### Aim of the task
Take each line in the entries below that holds "floor" and show it.

### Data records
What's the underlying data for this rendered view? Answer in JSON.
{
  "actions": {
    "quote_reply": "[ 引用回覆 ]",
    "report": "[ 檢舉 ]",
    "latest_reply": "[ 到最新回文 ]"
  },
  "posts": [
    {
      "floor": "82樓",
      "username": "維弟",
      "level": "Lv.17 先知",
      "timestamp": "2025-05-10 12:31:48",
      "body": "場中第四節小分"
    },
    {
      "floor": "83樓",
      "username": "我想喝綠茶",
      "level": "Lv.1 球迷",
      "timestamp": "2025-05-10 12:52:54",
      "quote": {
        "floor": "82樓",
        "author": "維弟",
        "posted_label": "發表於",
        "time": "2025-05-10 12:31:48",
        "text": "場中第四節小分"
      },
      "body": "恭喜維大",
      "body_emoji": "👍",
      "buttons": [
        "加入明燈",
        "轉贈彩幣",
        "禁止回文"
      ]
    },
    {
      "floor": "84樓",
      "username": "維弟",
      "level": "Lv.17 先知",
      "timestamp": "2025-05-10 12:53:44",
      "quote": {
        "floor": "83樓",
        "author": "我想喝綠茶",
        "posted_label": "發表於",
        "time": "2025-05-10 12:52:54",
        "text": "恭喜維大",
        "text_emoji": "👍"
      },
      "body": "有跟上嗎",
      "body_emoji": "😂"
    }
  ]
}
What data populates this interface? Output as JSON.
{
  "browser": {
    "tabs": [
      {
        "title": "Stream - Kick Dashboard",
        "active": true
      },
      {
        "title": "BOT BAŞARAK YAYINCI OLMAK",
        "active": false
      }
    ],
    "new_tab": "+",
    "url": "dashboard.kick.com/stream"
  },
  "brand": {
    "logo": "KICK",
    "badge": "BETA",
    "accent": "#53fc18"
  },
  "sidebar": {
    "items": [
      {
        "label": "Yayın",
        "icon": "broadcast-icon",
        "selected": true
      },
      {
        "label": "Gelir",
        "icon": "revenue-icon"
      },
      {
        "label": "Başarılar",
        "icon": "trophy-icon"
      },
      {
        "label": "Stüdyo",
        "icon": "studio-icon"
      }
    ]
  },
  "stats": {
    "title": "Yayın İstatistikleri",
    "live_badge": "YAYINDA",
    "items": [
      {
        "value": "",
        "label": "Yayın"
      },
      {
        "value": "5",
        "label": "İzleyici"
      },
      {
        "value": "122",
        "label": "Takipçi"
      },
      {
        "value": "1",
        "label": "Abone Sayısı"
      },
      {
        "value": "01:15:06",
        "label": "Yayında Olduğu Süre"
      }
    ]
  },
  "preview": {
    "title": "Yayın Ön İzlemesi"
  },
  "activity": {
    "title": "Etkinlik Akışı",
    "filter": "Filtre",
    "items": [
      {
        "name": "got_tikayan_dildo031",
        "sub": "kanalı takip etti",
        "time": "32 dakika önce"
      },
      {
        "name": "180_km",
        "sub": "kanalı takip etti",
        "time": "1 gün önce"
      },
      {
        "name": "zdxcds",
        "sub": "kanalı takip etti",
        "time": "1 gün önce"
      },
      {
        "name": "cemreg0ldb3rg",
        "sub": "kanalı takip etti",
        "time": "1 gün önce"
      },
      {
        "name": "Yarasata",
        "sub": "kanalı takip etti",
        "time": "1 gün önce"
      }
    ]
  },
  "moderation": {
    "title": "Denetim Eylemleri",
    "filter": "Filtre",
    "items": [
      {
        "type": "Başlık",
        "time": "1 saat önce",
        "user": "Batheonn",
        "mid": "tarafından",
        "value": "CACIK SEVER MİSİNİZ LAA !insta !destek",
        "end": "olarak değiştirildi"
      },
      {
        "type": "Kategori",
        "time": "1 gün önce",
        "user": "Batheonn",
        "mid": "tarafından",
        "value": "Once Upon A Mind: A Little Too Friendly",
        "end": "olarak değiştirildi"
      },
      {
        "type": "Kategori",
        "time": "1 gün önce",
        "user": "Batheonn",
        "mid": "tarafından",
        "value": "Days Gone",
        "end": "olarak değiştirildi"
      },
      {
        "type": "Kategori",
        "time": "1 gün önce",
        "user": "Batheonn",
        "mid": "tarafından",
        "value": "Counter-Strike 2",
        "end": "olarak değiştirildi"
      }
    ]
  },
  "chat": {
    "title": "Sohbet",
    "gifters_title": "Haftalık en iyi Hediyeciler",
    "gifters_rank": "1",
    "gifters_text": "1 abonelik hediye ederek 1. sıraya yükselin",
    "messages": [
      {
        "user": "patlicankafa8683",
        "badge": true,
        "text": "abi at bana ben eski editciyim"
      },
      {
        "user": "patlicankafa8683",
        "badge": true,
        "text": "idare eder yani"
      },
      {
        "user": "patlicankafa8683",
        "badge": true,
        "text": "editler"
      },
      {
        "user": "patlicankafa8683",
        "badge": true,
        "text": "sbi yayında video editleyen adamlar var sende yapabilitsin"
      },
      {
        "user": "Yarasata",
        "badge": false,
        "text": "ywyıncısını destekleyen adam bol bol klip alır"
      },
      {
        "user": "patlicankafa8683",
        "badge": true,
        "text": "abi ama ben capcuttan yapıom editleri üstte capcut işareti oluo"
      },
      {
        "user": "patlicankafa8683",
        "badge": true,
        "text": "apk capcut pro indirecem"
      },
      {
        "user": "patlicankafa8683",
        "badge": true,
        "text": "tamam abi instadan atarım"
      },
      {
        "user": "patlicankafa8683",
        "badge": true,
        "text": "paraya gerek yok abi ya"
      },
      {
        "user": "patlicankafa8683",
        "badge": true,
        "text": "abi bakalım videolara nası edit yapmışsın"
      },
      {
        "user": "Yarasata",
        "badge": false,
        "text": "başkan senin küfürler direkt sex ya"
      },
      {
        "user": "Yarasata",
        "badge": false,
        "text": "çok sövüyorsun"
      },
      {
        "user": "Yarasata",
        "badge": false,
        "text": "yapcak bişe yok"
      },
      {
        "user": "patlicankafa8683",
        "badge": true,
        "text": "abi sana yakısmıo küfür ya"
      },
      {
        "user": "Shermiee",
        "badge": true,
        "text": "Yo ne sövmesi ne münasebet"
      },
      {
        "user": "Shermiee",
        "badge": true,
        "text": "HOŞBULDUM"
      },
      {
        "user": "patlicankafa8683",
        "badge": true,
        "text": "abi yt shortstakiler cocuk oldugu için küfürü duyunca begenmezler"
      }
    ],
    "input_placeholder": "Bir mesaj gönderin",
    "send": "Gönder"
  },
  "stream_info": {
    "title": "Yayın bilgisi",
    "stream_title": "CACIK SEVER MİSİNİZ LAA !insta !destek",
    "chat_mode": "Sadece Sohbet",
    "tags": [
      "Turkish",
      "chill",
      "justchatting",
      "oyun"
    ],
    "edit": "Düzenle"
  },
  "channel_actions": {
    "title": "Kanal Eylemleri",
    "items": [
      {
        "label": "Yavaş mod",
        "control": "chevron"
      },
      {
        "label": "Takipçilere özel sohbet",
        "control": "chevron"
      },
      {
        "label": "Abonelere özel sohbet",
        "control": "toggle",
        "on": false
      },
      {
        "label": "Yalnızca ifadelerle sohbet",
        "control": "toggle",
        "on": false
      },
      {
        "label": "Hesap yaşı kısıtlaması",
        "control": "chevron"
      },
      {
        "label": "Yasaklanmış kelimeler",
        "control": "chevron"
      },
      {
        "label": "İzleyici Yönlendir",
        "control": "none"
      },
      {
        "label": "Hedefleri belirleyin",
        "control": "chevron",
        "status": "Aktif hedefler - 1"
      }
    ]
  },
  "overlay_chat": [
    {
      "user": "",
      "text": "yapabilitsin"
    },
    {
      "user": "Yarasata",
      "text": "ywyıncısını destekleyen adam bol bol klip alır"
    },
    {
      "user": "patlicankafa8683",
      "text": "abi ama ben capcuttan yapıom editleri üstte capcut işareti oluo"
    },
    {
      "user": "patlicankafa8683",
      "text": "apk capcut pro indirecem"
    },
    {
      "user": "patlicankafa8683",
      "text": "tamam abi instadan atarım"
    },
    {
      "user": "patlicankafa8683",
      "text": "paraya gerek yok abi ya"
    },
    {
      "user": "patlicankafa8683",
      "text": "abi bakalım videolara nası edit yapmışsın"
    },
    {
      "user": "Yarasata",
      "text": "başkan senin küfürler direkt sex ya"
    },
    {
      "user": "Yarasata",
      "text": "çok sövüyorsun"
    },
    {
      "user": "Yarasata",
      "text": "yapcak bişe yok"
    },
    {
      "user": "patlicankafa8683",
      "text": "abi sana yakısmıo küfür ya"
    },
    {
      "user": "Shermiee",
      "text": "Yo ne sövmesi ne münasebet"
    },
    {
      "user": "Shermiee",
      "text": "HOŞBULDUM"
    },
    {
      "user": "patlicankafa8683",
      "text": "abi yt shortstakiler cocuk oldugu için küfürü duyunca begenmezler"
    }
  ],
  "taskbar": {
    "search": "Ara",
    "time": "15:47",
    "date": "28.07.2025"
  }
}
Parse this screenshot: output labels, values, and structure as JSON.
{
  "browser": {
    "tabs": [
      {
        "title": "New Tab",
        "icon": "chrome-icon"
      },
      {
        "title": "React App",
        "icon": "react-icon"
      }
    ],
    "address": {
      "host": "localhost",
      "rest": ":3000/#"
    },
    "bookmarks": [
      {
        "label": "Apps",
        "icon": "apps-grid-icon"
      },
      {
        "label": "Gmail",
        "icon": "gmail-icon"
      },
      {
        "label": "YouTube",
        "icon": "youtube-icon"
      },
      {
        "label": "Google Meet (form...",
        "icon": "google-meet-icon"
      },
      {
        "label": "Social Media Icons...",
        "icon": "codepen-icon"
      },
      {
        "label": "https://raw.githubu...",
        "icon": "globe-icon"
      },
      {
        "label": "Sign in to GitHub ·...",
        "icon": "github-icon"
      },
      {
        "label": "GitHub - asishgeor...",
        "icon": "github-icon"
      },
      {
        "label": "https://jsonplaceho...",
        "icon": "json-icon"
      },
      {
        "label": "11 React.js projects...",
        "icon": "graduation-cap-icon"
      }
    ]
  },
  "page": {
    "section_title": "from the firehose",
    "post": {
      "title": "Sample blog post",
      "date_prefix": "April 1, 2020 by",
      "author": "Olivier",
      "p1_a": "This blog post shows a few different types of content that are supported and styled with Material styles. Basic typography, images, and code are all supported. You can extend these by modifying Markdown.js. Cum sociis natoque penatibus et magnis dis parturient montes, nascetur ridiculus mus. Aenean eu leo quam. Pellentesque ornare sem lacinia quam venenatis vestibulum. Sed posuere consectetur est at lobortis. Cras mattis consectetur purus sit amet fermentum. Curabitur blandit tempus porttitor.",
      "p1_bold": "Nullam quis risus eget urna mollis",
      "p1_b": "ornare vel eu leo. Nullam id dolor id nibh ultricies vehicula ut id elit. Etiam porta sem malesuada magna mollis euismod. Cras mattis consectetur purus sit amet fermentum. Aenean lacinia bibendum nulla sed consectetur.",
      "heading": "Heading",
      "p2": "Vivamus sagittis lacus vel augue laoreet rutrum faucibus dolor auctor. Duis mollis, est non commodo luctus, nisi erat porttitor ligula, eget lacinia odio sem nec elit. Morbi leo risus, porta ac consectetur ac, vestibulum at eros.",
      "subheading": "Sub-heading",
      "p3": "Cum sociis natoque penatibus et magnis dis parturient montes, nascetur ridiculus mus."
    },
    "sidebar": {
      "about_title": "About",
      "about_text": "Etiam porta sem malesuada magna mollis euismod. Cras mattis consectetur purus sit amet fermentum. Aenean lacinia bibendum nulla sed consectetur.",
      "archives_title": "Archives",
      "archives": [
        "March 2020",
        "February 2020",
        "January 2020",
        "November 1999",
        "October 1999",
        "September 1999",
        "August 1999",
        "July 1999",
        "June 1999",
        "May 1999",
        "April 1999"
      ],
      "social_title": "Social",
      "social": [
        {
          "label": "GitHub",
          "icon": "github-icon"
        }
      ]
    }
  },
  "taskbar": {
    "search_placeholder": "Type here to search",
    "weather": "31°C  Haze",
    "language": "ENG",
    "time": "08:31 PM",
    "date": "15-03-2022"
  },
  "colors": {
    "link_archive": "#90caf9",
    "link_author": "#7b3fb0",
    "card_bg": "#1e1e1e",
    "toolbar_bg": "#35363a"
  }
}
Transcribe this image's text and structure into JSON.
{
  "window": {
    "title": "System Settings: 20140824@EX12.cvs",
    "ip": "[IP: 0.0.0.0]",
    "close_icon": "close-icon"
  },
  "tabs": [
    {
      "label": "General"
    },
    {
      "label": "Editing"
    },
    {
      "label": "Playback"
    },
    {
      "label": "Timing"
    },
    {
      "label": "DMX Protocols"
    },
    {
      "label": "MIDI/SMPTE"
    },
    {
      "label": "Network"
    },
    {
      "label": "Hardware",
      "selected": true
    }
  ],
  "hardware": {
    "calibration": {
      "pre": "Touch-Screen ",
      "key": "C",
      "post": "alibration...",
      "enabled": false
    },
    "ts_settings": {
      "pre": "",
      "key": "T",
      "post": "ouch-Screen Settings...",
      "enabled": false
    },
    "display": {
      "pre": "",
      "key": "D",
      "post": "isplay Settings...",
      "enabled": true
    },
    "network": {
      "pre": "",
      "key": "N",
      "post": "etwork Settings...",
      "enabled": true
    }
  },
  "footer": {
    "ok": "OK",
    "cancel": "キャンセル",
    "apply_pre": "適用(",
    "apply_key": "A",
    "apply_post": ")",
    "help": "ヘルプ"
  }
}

### Task response
      "floor": "82樓",
      "floor": "83樓",
        "floor": "82樓",
      "floor": "84樓",
        "floor": "83樓",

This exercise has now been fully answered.